The Printmaking community should avoid sterile discussion about the ‘use’ of new technologies; otherwise, it will fall prey to the ‘sorcerer’s apprentice’ syndrome. These debates are a distraction from more substantive scrutiny, because they assume the neutrality of blank sheets of paper and take for granted the modernist notion of the dignity of an artist’s work. Since the Seventies, contemporary artists have questioned the validity of stable notions of quality and used the conventions of art in a parodic or citational way.

At the same time, the whole idea of art’s subversive capacity is itself under review. Metropolitan avant-gardes, with their desire to critique society, have been indicated ever since the late 1960s.

Contemporary art communicates through the manipulation of the media and its reception of art. It is thus intensely theatrical and its stage is usually the gallery or museum. As the ‘prints’ that I have discussed illustrate, the art we call contemporary has by and large abandoned the idea of an eternal, archetypal museum without walls.

© Charles Green, 1992.
Paper presented at The Second Australian Print Symposium, National Gallery of Australia, Canberra, 1992.

[1] Friedrich Nietszche, cited in Imants Tillers: Venice Biennale 1986, curated Kerry Crowley, exhibition catalogue, Australia Council, 1986, p. 5.

[2] Isabelle Graw, “How does one become an art critic?”, Flash Art, Vol. XXV, No. 165, Summer 1992, pp. 149–150, p. 150.

[3] Abigail Solomon Godeau, “Photography after Art Photography”, in Brian Wallis (ed.), Art after Modernism; Rethinking Representation, 1984, pp. 75–86, p. 80. Here, I briefly recapitulate the arguments of American critics Douglas Crimp and Craig Owens. Both wrote in the early Eighties for the influential journal October. They theorised postmodern photography in essays that established the importance of a generation of artists, including Cindy Sherman, Sherrie Levine and Richard Prince.
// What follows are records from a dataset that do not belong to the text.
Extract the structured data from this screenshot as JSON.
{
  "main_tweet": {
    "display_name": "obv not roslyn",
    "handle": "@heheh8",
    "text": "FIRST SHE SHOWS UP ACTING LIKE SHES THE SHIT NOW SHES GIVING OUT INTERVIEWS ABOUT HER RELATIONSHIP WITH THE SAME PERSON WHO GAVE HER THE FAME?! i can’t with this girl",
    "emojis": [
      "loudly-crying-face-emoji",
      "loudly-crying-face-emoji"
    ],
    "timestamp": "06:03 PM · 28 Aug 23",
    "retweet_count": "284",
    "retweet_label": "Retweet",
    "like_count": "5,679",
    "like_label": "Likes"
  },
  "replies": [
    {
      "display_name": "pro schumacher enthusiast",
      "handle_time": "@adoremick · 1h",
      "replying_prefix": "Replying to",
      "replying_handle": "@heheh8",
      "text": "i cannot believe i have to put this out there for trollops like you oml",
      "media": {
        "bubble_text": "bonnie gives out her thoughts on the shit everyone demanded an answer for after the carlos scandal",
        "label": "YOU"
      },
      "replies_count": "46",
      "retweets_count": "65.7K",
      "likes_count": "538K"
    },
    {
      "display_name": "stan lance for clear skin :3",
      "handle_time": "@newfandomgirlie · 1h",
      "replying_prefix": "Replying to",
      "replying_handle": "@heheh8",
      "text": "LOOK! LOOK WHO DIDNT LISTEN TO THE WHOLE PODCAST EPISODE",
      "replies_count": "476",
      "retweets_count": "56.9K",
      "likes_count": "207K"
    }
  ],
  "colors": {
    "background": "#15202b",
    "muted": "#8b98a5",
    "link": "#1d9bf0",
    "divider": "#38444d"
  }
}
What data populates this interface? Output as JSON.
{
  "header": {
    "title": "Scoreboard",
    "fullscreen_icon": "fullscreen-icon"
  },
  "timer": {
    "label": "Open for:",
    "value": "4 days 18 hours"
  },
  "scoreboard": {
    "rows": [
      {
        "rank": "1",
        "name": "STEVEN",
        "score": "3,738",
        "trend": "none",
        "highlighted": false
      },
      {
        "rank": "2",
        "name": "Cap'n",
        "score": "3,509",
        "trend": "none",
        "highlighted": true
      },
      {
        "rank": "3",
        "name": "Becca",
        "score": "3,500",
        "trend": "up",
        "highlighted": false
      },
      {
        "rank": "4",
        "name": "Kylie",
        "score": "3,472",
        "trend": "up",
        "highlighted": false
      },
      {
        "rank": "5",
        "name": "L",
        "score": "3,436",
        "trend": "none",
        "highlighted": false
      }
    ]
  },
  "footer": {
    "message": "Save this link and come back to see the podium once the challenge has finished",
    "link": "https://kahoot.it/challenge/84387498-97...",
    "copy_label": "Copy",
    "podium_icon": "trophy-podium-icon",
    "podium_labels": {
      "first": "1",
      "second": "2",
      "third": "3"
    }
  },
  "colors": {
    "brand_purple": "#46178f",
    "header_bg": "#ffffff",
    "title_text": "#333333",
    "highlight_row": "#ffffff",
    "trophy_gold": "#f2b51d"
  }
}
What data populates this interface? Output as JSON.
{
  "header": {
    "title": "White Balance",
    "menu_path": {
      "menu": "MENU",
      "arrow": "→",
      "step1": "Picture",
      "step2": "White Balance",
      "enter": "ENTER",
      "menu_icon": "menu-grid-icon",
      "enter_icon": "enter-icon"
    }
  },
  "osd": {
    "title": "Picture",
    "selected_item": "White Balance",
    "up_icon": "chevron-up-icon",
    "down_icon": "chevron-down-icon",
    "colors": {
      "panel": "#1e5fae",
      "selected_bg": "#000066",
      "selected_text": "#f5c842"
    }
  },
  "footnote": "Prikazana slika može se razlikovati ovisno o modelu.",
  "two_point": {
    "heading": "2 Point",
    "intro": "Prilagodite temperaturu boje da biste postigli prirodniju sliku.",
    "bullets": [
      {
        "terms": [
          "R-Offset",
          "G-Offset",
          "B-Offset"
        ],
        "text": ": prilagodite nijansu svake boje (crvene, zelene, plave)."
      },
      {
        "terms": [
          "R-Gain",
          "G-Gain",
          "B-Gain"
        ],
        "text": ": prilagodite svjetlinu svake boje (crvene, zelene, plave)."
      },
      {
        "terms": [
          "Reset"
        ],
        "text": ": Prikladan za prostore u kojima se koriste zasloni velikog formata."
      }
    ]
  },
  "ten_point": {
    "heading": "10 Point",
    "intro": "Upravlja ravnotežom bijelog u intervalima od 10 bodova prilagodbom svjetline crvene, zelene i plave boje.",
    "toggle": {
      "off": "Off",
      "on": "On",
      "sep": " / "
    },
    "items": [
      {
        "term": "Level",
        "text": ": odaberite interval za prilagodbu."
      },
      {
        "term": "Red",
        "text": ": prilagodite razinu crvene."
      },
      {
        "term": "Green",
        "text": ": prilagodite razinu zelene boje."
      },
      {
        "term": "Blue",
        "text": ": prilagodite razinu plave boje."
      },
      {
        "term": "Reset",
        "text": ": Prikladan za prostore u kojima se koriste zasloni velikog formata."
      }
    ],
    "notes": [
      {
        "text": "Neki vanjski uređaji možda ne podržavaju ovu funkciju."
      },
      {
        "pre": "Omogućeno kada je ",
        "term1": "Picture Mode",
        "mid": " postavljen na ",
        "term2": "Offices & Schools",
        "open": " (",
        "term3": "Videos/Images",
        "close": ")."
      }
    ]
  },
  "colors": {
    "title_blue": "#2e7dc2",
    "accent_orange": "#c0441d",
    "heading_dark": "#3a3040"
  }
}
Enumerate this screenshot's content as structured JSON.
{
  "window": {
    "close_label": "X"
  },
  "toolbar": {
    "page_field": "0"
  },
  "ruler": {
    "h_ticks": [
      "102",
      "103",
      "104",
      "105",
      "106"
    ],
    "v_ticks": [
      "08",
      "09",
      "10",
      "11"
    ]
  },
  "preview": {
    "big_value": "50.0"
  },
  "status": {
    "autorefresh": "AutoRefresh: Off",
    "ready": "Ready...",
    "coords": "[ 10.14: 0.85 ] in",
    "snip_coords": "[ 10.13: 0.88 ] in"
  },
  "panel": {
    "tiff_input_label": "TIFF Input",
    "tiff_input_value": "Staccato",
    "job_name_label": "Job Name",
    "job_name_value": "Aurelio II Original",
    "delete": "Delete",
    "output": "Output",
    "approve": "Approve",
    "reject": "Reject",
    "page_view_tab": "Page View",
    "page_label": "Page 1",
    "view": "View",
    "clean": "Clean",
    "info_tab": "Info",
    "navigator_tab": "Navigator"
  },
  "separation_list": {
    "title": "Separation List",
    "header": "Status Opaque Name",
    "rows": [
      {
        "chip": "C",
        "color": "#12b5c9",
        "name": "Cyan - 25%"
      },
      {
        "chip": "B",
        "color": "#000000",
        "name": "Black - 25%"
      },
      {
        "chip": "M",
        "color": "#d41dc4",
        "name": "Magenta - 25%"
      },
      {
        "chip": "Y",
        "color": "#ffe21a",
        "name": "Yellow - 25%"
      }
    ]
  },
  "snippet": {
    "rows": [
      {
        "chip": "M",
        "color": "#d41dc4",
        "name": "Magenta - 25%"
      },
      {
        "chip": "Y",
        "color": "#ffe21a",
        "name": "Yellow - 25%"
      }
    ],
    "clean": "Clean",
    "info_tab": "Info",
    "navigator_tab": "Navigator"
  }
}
[4] This section borrows from “Bodies, Maps, Texts”, Chapter VII, in Claude Gandelman, Reading Pictures, Viewing Texts, Bloomington, Indiana University Press, 1991, pp. 81–93.